══ The data

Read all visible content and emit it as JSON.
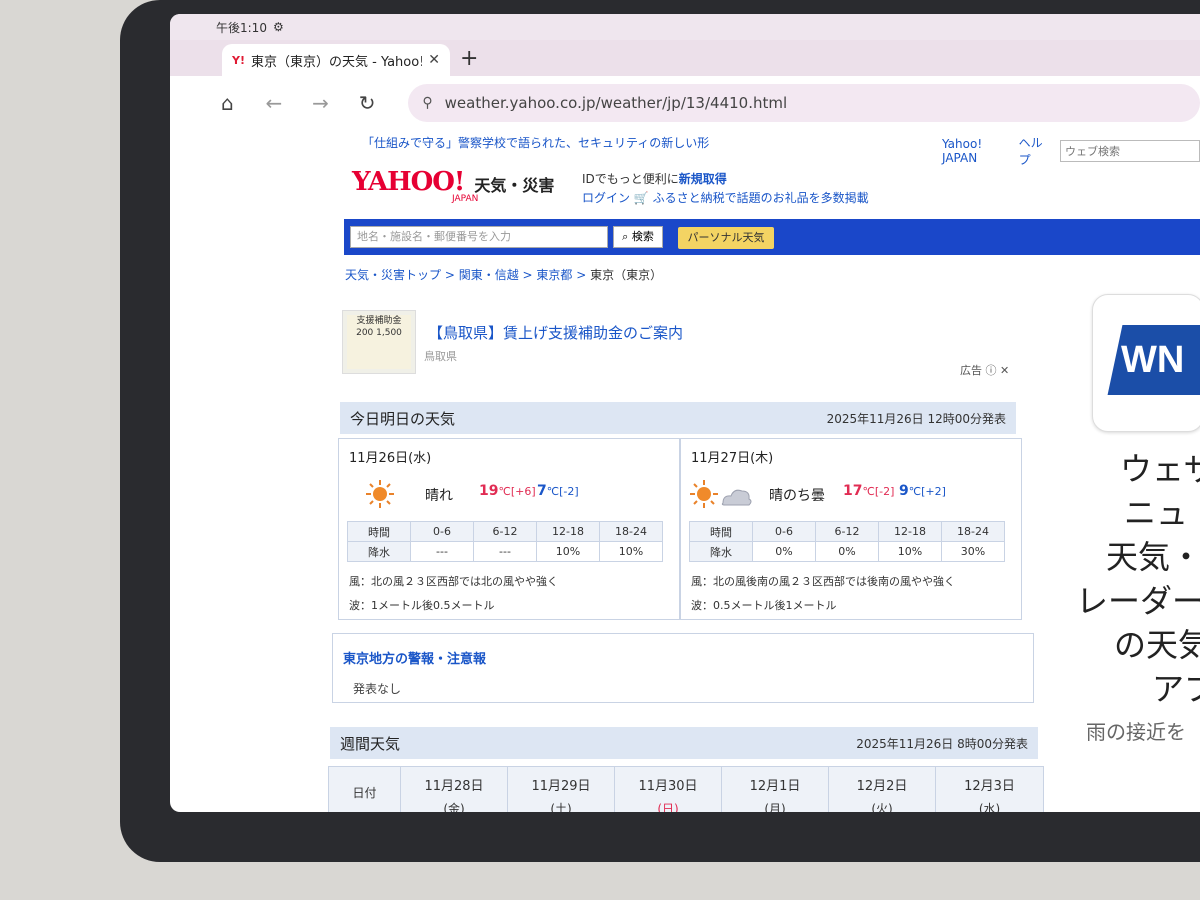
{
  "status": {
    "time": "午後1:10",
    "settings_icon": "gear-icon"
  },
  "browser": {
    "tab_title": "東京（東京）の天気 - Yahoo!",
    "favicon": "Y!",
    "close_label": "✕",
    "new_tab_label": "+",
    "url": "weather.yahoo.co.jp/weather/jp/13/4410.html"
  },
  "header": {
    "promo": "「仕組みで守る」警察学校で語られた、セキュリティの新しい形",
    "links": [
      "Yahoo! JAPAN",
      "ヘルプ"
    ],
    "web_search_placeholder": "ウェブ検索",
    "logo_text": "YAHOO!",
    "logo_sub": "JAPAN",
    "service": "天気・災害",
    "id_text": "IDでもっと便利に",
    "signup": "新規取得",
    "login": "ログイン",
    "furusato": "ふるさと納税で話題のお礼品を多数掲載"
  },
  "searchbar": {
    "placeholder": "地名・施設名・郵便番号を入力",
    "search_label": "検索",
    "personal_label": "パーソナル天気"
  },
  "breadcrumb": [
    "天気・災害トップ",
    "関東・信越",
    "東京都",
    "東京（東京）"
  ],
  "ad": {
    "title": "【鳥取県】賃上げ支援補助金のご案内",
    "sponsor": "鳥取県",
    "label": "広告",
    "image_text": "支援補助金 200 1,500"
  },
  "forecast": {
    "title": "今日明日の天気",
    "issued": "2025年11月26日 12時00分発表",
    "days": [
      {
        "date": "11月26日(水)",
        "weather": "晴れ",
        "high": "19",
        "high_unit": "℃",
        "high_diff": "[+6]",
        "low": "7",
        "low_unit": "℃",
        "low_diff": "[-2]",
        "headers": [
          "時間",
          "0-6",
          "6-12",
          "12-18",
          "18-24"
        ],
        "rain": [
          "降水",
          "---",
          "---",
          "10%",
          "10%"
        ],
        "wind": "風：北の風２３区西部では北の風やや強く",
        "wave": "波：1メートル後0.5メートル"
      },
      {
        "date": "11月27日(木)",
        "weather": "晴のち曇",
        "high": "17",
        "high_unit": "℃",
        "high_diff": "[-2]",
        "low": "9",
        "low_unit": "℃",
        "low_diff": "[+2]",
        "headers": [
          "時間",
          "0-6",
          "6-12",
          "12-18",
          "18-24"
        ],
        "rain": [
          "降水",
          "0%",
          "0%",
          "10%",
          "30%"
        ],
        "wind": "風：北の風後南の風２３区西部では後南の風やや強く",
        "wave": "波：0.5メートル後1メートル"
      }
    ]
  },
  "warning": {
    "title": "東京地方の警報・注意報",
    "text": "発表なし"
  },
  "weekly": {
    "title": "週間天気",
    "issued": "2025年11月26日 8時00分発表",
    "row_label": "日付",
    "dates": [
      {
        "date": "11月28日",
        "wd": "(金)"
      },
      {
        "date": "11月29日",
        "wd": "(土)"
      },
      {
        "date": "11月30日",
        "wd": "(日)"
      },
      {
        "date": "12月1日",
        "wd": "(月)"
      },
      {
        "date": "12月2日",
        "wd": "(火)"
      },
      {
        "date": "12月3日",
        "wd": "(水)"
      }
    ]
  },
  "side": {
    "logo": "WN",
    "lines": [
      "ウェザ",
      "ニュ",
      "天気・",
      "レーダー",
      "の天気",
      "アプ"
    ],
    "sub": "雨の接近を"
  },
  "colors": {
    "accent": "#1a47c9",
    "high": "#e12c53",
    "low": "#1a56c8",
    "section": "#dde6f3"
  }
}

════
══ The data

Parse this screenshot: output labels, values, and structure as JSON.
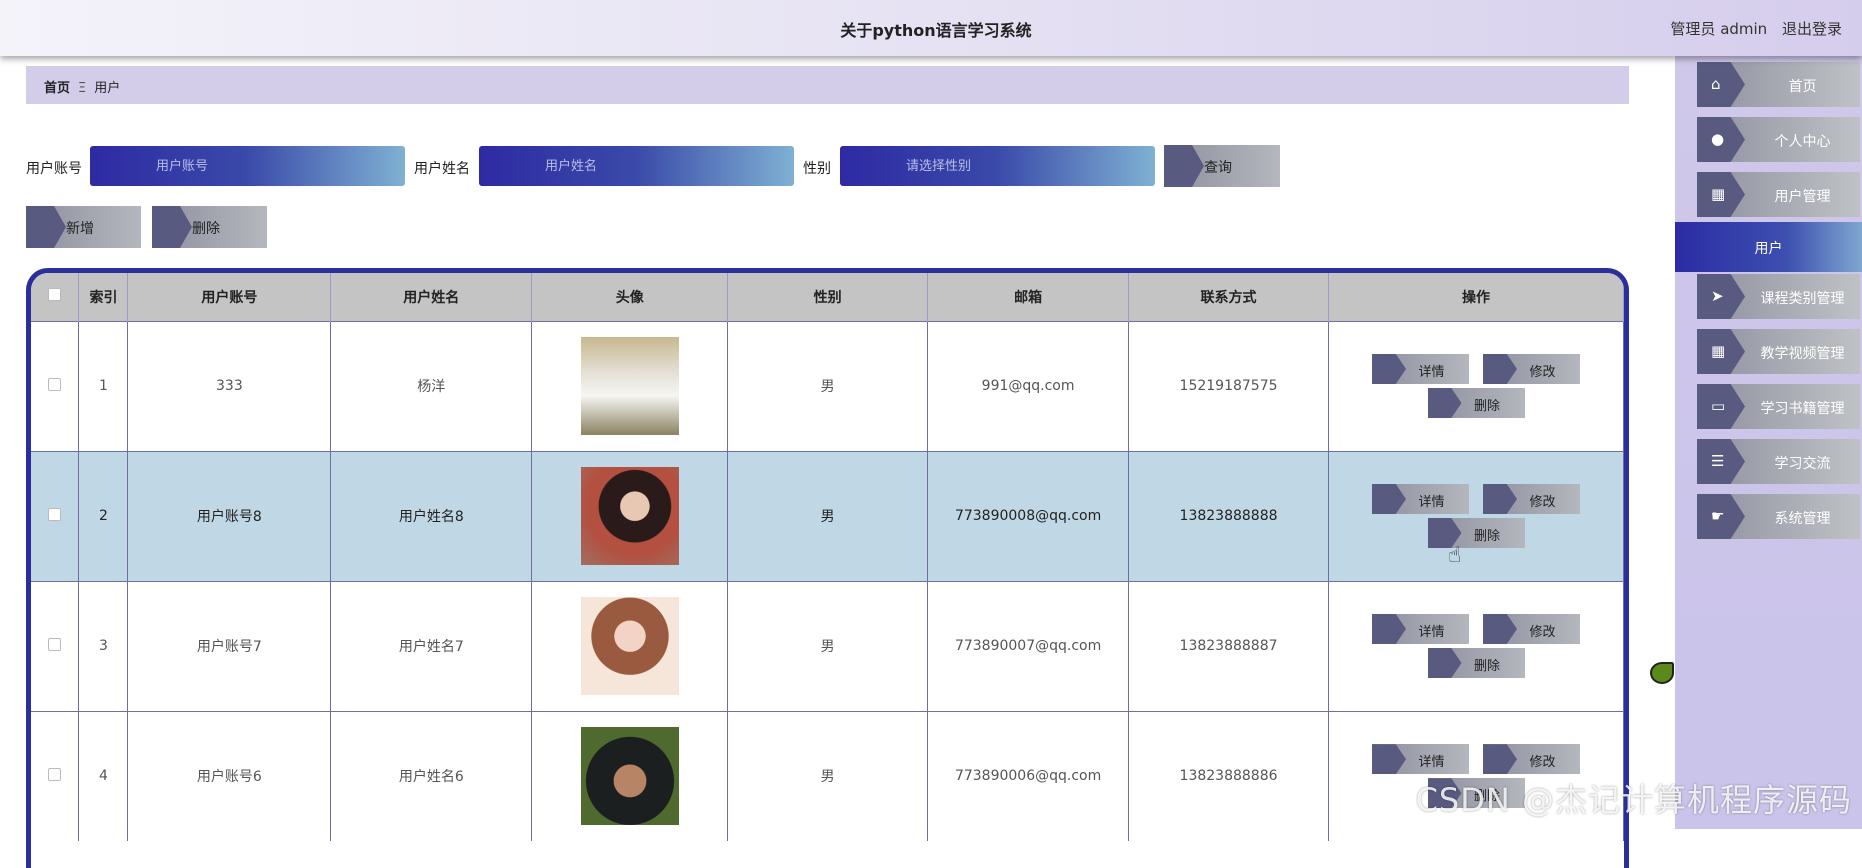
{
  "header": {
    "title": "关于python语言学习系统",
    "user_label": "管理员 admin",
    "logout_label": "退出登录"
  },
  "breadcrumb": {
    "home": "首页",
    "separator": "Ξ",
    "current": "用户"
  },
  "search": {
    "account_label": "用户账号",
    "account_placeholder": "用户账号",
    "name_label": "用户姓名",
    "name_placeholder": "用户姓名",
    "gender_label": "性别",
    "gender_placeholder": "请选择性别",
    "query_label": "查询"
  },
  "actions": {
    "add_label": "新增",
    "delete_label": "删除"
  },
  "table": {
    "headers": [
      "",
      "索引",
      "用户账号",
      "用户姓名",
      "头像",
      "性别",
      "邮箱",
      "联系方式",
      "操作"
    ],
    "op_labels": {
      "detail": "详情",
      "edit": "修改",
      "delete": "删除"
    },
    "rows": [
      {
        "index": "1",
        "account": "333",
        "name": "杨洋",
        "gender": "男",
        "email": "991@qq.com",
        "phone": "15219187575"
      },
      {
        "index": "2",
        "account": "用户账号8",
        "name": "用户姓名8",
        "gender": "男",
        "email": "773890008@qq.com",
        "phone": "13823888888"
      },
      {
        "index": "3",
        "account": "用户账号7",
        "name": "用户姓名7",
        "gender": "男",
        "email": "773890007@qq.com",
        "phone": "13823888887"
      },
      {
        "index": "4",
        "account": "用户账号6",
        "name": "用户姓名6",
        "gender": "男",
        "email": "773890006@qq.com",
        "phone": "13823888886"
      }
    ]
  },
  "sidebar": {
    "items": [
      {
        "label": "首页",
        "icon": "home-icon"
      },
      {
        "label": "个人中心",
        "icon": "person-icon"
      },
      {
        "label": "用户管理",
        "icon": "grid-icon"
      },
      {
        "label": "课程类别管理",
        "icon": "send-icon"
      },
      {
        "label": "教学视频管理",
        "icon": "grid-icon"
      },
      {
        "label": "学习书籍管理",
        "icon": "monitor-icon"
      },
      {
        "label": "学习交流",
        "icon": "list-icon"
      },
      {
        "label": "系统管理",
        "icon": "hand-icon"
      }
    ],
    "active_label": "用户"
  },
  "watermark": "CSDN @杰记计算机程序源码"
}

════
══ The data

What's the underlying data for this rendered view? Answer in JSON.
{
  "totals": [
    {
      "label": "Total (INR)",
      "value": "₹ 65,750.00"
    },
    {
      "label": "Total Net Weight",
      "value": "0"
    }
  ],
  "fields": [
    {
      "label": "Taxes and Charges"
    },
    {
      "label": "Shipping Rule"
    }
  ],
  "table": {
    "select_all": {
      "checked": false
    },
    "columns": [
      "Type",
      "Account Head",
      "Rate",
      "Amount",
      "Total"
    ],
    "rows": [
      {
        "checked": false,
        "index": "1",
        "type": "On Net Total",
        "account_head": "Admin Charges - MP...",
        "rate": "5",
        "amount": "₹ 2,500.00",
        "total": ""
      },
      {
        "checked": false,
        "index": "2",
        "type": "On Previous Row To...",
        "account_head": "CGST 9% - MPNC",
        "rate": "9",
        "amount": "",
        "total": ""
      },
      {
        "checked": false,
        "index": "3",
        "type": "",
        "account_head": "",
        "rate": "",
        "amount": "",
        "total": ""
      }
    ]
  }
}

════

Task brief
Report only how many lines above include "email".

Response
4